But the strangest package was the one with the sardines. Her grandmother sent some big cans of sardines, along with a few other items that I can’t recall. And after a long discussion of what this latest gift meant, Charysse opened up the cans and ate the sardines. I don’t remember if I joined in–this was early on in my anchovy-sardine career, and I may not have even tried them by that point. But something about those little fishes nestled in their tin packet of oil appealed to my adventurous side. And I mentally added sardines to my list of approved foods.
It’s a silly little story, one that makes me smile the way college stories do. But I always think of it whenever I’m dealing with sardines.
Unfortunately, The “Settlement” Cook Book‘s version is less than stellar. You mash up sardines and hard-boiled eggs into a kind of paste, which you then spread on sandwiches. It’s a perfectly serviceable meal, but it lacks flavor. Perhaps the eggs cut the fishy flavor of the sardines. Honestly, when I’m eating sardines, I want the full experience. You’re wrinkling your nose, I know, but it’s true. Go big or go home, they say, and it’s the same with sardines.
Just ask Charysse and her grandmother. They’ll tell you.
What about you? Do you have any weird food preferences? I’d love to chat…
(adapted from The “Settlement” Cook Book)
1 4.25 oz can of sardines in oil
2 hard-boiled eggs, shelled
1-2 tsp lemon juice
salt and pepper to taste
3-4 tsp olive oil

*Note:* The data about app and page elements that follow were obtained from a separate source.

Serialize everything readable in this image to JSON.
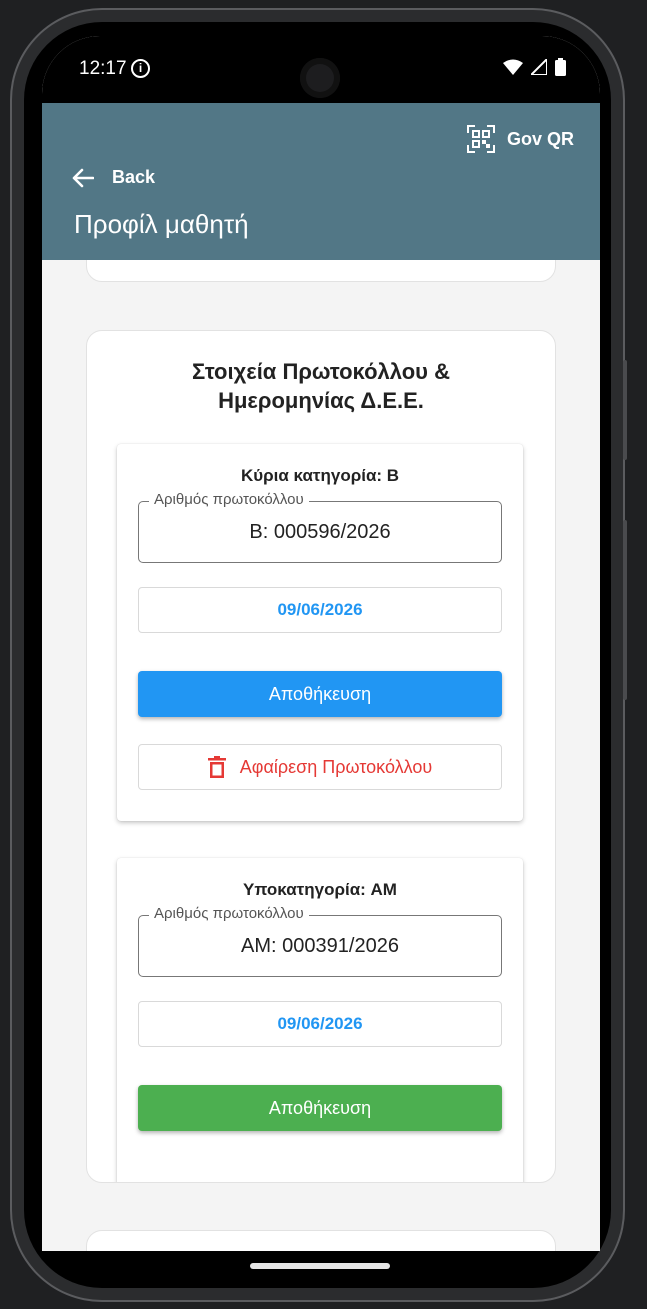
{
  "status_bar": {
    "time": "12:17"
  },
  "header": {
    "qr_label": "Gov QR",
    "back_label": "Back",
    "title": "Προφίλ μαθητή"
  },
  "card": {
    "title": "Στοιχεία Πρωτοκόλλου & Ημερομηνίας Δ.Ε.Ε.",
    "sections": [
      {
        "title": "Κύρια κατηγορία: B",
        "field_label": "Αριθμός πρωτοκόλλου",
        "field_value": "B: 000596/2026",
        "date": "09/06/2026",
        "save_label": "Αποθήκευση",
        "save_color": "#2196f3",
        "remove_label": "Αφαίρεση Πρωτοκόλλου"
      },
      {
        "title": "Υποκατηγορία: AM",
        "field_label": "Αριθμός πρωτοκόλλου",
        "field_value": "AM: 000391/2026",
        "date": "09/06/2026",
        "save_label": "Αποθήκευση",
        "save_color": "#4caf50"
      }
    ]
  },
  "colors": {
    "appbar": "#527786",
    "accent_blue": "#2196f3",
    "accent_green": "#4caf50",
    "danger": "#e53935"
  }
}
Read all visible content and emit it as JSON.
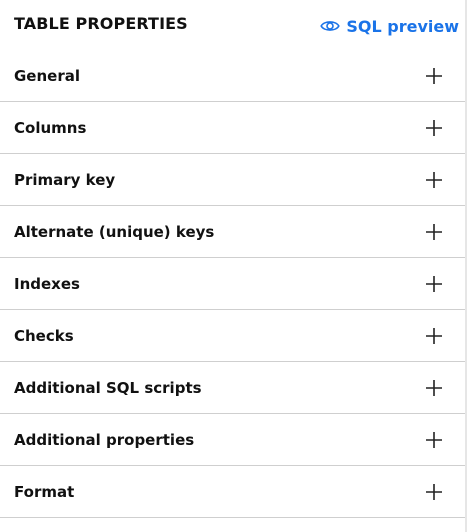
{
  "panel": {
    "title": "TABLE PROPERTIES",
    "preview": {
      "label": "SQL preview",
      "icon": "eye-icon",
      "color": "#1a73e8"
    }
  },
  "sections": [
    {
      "label": "General",
      "icon": "plus-icon",
      "expanded": false
    },
    {
      "label": "Columns",
      "icon": "plus-icon",
      "expanded": false
    },
    {
      "label": "Primary key",
      "icon": "plus-icon",
      "expanded": false
    },
    {
      "label": "Alternate (unique) keys",
      "icon": "plus-icon",
      "expanded": false
    },
    {
      "label": "Indexes",
      "icon": "plus-icon",
      "expanded": false
    },
    {
      "label": "Checks",
      "icon": "plus-icon",
      "expanded": false
    },
    {
      "label": "Additional SQL scripts",
      "icon": "plus-icon",
      "expanded": false
    },
    {
      "label": "Additional properties",
      "icon": "plus-icon",
      "expanded": false
    },
    {
      "label": "Format",
      "icon": "plus-icon",
      "expanded": false
    }
  ]
}
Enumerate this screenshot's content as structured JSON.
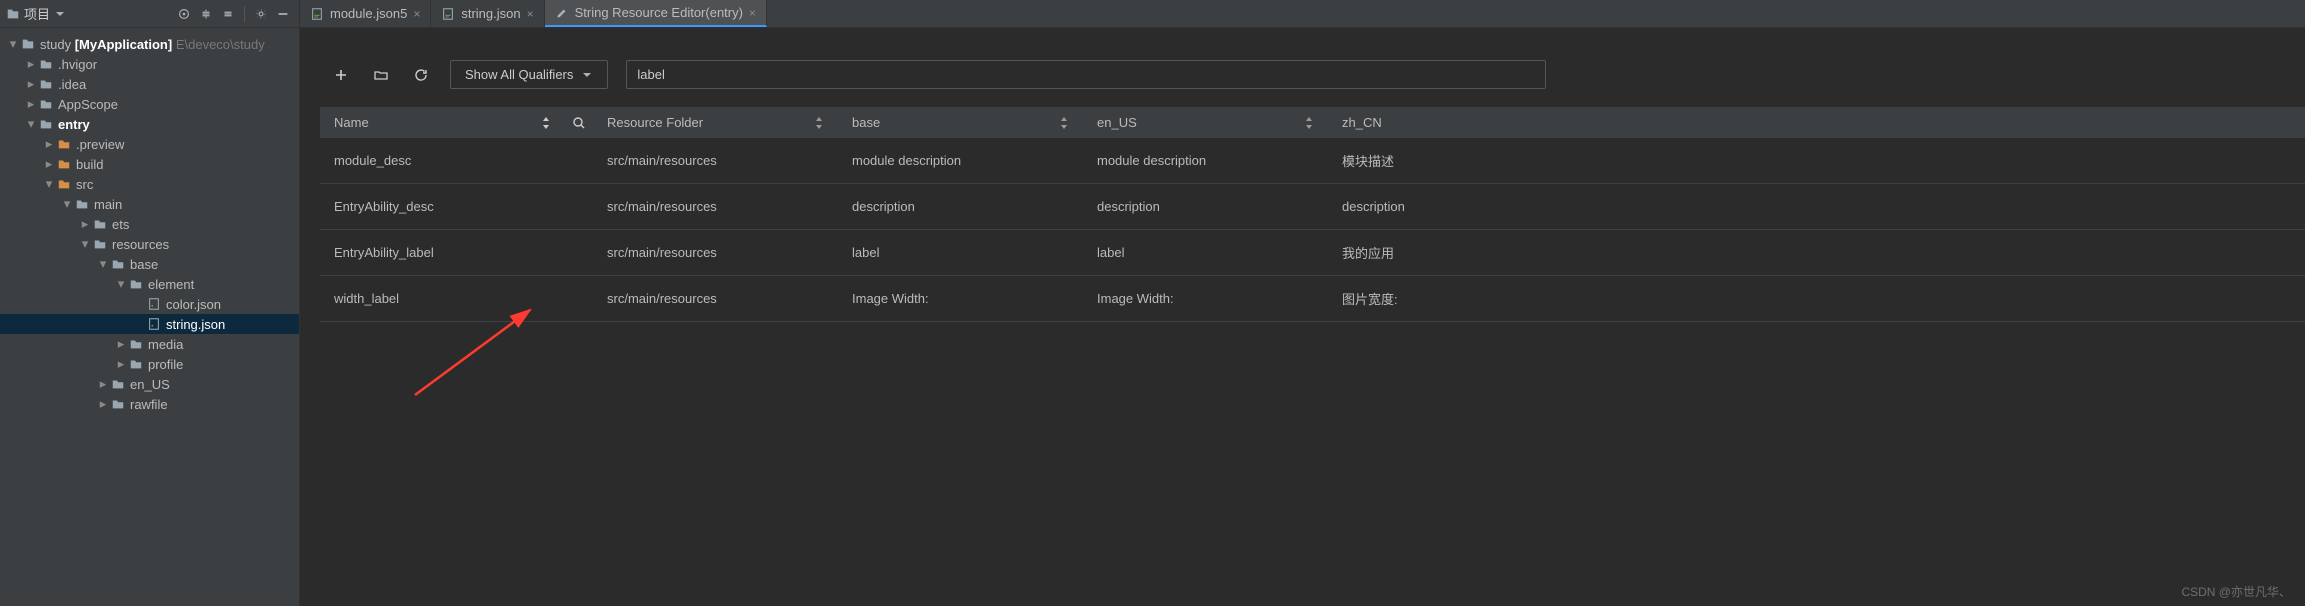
{
  "sidebar": {
    "project_label": "项目",
    "tree": {
      "root_name": "study",
      "root_bold": "[MyApplication]",
      "root_path": "E\\deveco\\study",
      "items": [
        {
          "label": ".hvigor",
          "indent": 1,
          "chev": "right",
          "color": "gray"
        },
        {
          "label": ".idea",
          "indent": 1,
          "chev": "right",
          "color": "gray"
        },
        {
          "label": "AppScope",
          "indent": 1,
          "chev": "right",
          "color": "gray"
        },
        {
          "label": "entry",
          "indent": 1,
          "chev": "down",
          "color": "gray",
          "bold": true
        },
        {
          "label": ".preview",
          "indent": 2,
          "chev": "right",
          "color": "orange"
        },
        {
          "label": "build",
          "indent": 2,
          "chev": "right",
          "color": "orange"
        },
        {
          "label": "src",
          "indent": 2,
          "chev": "down",
          "color": "orange"
        },
        {
          "label": "main",
          "indent": 3,
          "chev": "down",
          "color": "gray"
        },
        {
          "label": "ets",
          "indent": 4,
          "chev": "right",
          "color": "gray"
        },
        {
          "label": "resources",
          "indent": 4,
          "chev": "down",
          "color": "gray"
        },
        {
          "label": "base",
          "indent": 5,
          "chev": "down",
          "color": "gray"
        },
        {
          "label": "element",
          "indent": 6,
          "chev": "down",
          "color": "gray"
        },
        {
          "label": "color.json",
          "indent": 7,
          "chev": "",
          "color": "file"
        },
        {
          "label": "string.json",
          "indent": 7,
          "chev": "",
          "color": "file",
          "selected": true
        },
        {
          "label": "media",
          "indent": 6,
          "chev": "right",
          "color": "gray"
        },
        {
          "label": "profile",
          "indent": 6,
          "chev": "right",
          "color": "gray"
        },
        {
          "label": "en_US",
          "indent": 5,
          "chev": "right",
          "color": "gray"
        },
        {
          "label": "rawfile",
          "indent": 5,
          "chev": "right",
          "color": "gray"
        }
      ]
    }
  },
  "tabs": [
    {
      "label": "module.json5",
      "active": false,
      "icon": "json"
    },
    {
      "label": "string.json",
      "active": false,
      "icon": "json"
    },
    {
      "label": "String Resource Editor(entry)",
      "active": true,
      "icon": "edit"
    }
  ],
  "editor_tools": {
    "qualifier_label": "Show All Qualifiers",
    "search_value": "label"
  },
  "table": {
    "columns": [
      "Name",
      "Resource Folder",
      "base",
      "en_US",
      "zh_CN"
    ],
    "rows": [
      {
        "name": "module_desc",
        "folder": "src/main/resources",
        "base": "module description",
        "en": "module description",
        "zh": "模块描述"
      },
      {
        "name": "EntryAbility_desc",
        "folder": "src/main/resources",
        "base": "description",
        "en": "description",
        "zh": "description"
      },
      {
        "name": "EntryAbility_label",
        "folder": "src/main/resources",
        "base": "label",
        "en": "label",
        "zh": "我的应用"
      },
      {
        "name": "width_label",
        "folder": "src/main/resources",
        "base": "Image Width:",
        "en": "Image Width:",
        "zh": "图片宽度:"
      }
    ]
  },
  "watermark": "CSDN @亦世凡华、"
}
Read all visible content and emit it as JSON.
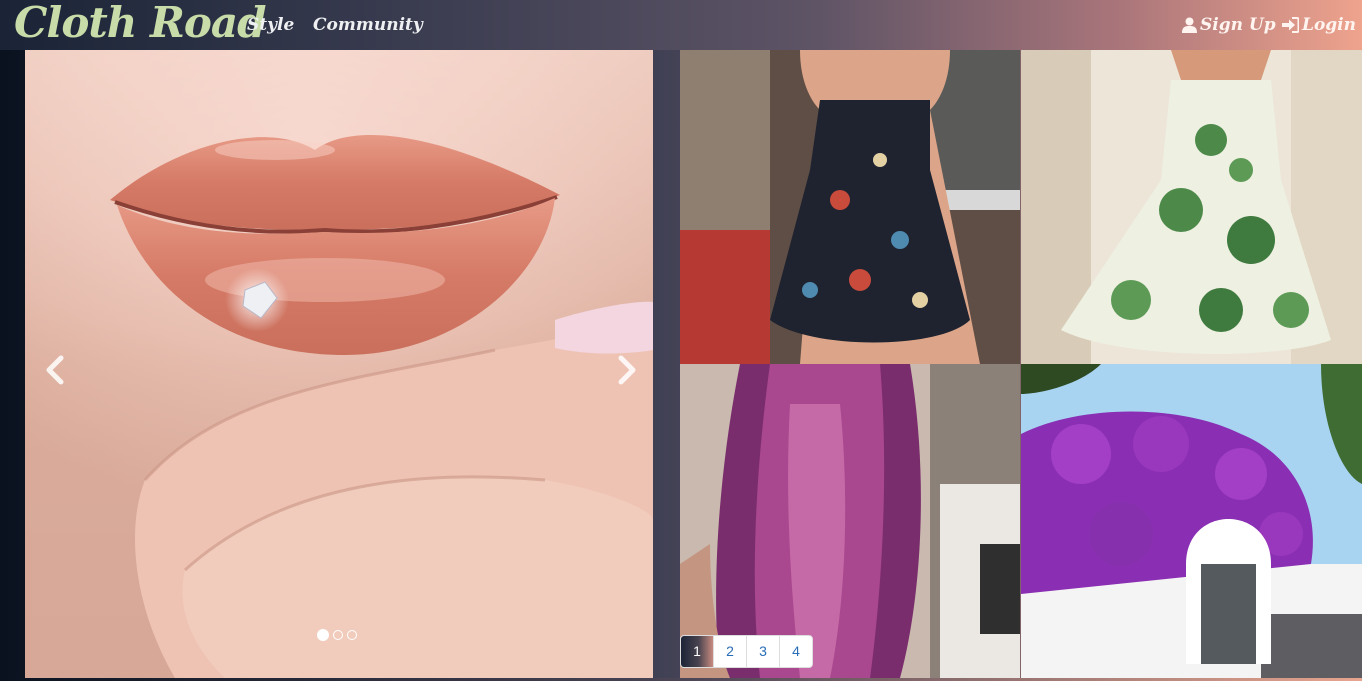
{
  "navbar": {
    "brand": "Cloth Road",
    "links": {
      "style": "Style",
      "community": "Community"
    },
    "account": {
      "signup": "Sign Up",
      "login": "Login",
      "signup_icon": "user-icon",
      "login_icon": "sign-in-icon"
    }
  },
  "carousel": {
    "slide_count": 3,
    "active_slide": 1,
    "prev_icon": "chevron-left-icon",
    "next_icon": "chevron-right-icon"
  },
  "gallery": {
    "tiles": [
      "dark-floral-dress",
      "green-floral-dress",
      "purple-hair",
      "bougainvillea-gate"
    ]
  },
  "pagination": {
    "pages": [
      "1",
      "2",
      "3",
      "4"
    ],
    "active": "1"
  },
  "colors": {
    "brand": "#c7dca8",
    "link_blue": "#2a6db7",
    "gradient_left": "#1a2436",
    "gradient_right": "#eea38d"
  }
}
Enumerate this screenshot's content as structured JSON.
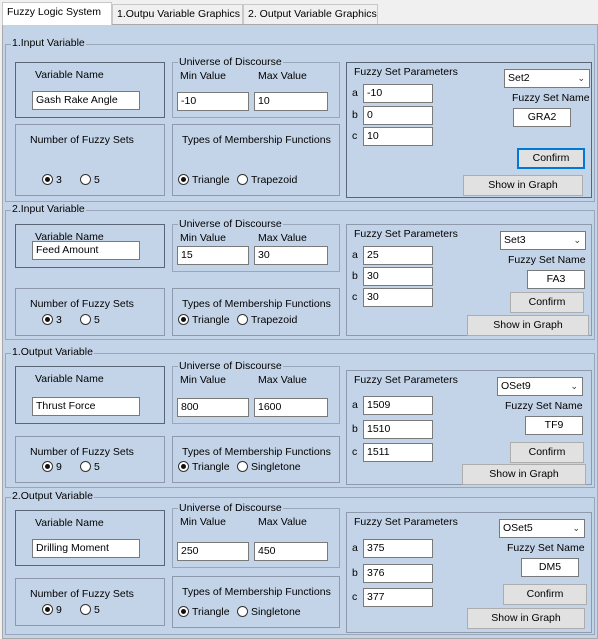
{
  "tabs": [
    "Fuzzy Logic System",
    "1.Outpu Variable Graphics",
    "2. Output Variable Graphics"
  ],
  "labels": {
    "variable_name": "Variable Name",
    "universe": "Universe of Discourse",
    "min_value": "Min Value",
    "max_value": "Max Value",
    "fuzzy_set_parameters": "Fuzzy Set Parameters",
    "fuzzy_set_name": "Fuzzy Set Name",
    "number_of_sets": "Number of Fuzzy Sets",
    "types_of_mf": "Types of Membership Functions",
    "param_a": "a",
    "param_b": "b",
    "param_c": "c",
    "confirm": "Confirm",
    "show_in_graph": "Show in Graph"
  },
  "sections": [
    {
      "title": "1.Input Variable",
      "variable_name": "Gash Rake Angle",
      "min": "-10",
      "max": "10",
      "set_select": "Set2",
      "a": "-10",
      "b": "0",
      "c": "10",
      "set_name": "GRA2",
      "num_options": [
        "3",
        "5"
      ],
      "num_selected": "3",
      "mf_options": [
        "Triangle",
        "Trapezoid"
      ],
      "mf_selected": "Triangle"
    },
    {
      "title": "2.Input Variable",
      "variable_name": "Feed Amount",
      "min": "15",
      "max": "30",
      "set_select": "Set3",
      "a": "25",
      "b": "30",
      "c": "30",
      "set_name": "FA3",
      "num_options": [
        "3",
        "5"
      ],
      "num_selected": "3",
      "mf_options": [
        "Triangle",
        "Trapezoid"
      ],
      "mf_selected": "Triangle"
    },
    {
      "title": "1.Output Variable",
      "variable_name": "Thrust Force",
      "min": "800",
      "max": "1600",
      "set_select": "OSet9",
      "a": "1509",
      "b": "1510",
      "c": "1511",
      "set_name": "TF9",
      "num_options": [
        "9",
        "5"
      ],
      "num_selected": "9",
      "mf_options": [
        "Triangle",
        "Singletone"
      ],
      "mf_selected": "Triangle"
    },
    {
      "title": "2.Output Variable",
      "variable_name": "Drilling Moment",
      "min": "250",
      "max": "450",
      "set_select": "OSet5",
      "a": "375",
      "b": "376",
      "c": "377",
      "set_name": "DM5",
      "num_options": [
        "9",
        "5"
      ],
      "num_selected": "9",
      "mf_options": [
        "Triangle",
        "Singletone"
      ],
      "mf_selected": "Triangle"
    }
  ]
}
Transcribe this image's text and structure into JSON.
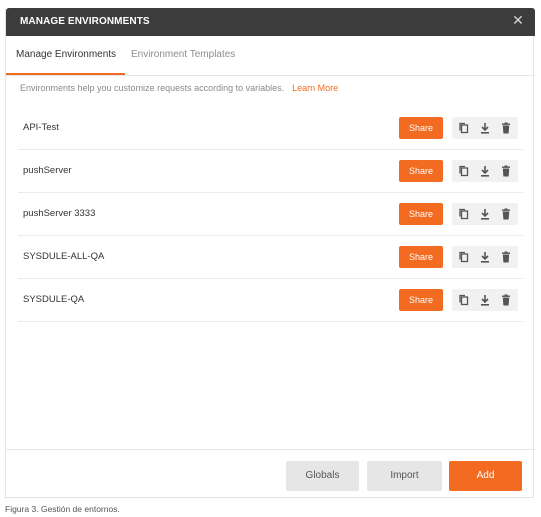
{
  "modal": {
    "title": "MANAGE ENVIRONMENTS",
    "close_glyph": "✕"
  },
  "tabs": [
    {
      "label": "Manage Environments",
      "active": true
    },
    {
      "label": "Environment Templates",
      "active": false
    }
  ],
  "help": {
    "text": "Environments help you customize requests according to variables.",
    "link": "Learn More"
  },
  "environments": [
    {
      "name": "API-Test",
      "share_label": "Share"
    },
    {
      "name": "pushServer",
      "share_label": "Share"
    },
    {
      "name": "pushServer 3333",
      "share_label": "Share"
    },
    {
      "name": "SYSDULE-ALL-QA",
      "share_label": "Share"
    },
    {
      "name": "SYSDULE-QA",
      "share_label": "Share"
    }
  ],
  "row_icons": [
    "copy-icon",
    "download-icon",
    "trash-icon"
  ],
  "footer": {
    "globals_label": "Globals",
    "import_label": "Import",
    "add_label": "Add"
  },
  "caption": "Figura 3. Gestión de entornos.",
  "colors": {
    "accent": "#f26b21",
    "titlebar": "#3c3c3c",
    "secondary_button": "#e6e6e6",
    "icon_group": "#f1f1f1"
  }
}
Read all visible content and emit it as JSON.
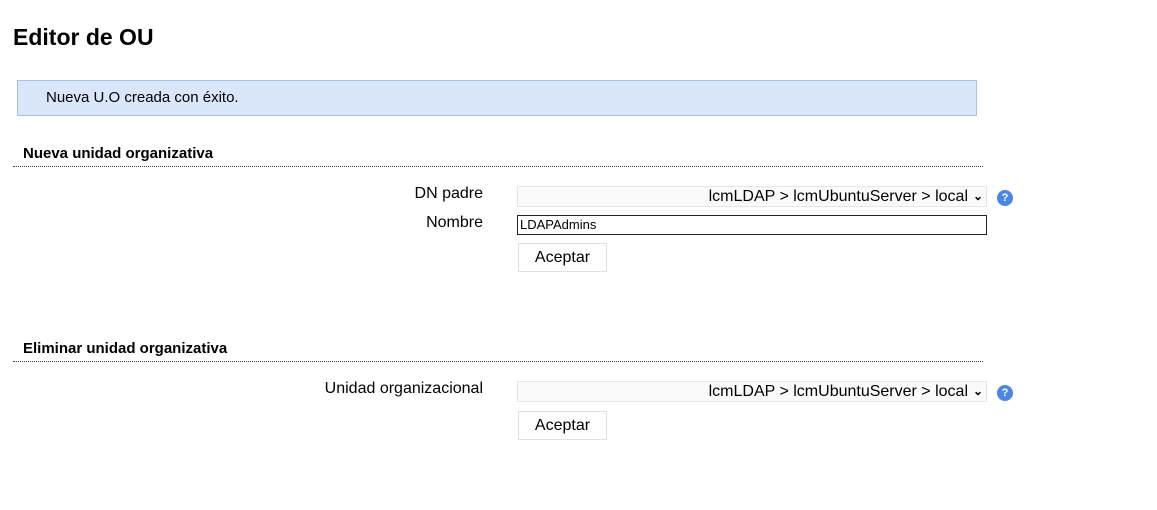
{
  "page": {
    "title": "Editor de OU"
  },
  "message": {
    "text": "Nueva U.O creada con éxito."
  },
  "new_ou": {
    "title": "Nueva unidad organizativa",
    "parent_dn_label": "DN padre",
    "parent_dn_value": "lcmLDAP > lcmUbuntuServer > local",
    "name_label": "Nombre",
    "name_value": "LDAPAdmins",
    "submit_label": "Aceptar",
    "help_icon": "?"
  },
  "delete_ou": {
    "title": "Eliminar unidad organizativa",
    "ou_label": "Unidad organizacional",
    "ou_value": "lcmLDAP > lcmUbuntuServer > local",
    "submit_label": "Aceptar",
    "help_icon": "?"
  },
  "icons": {
    "help": "help-icon",
    "dropdown": "chevron-down-icon"
  },
  "colors": {
    "message_bg": "#dae6fc",
    "message_border": "#a6c0e6",
    "help_icon": "#4a86e8"
  }
}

Rinse the sardines with fresh water and drain. Pick out the spine and other prominent bones from the fish. With a fork or potato masher, mash together the sardines and eggs in a small bowl. Add the lemon juice and salt and pepper, then add just enough olive oil to bring the mixture together into a paste. Serve on toasted bread with fresh greens.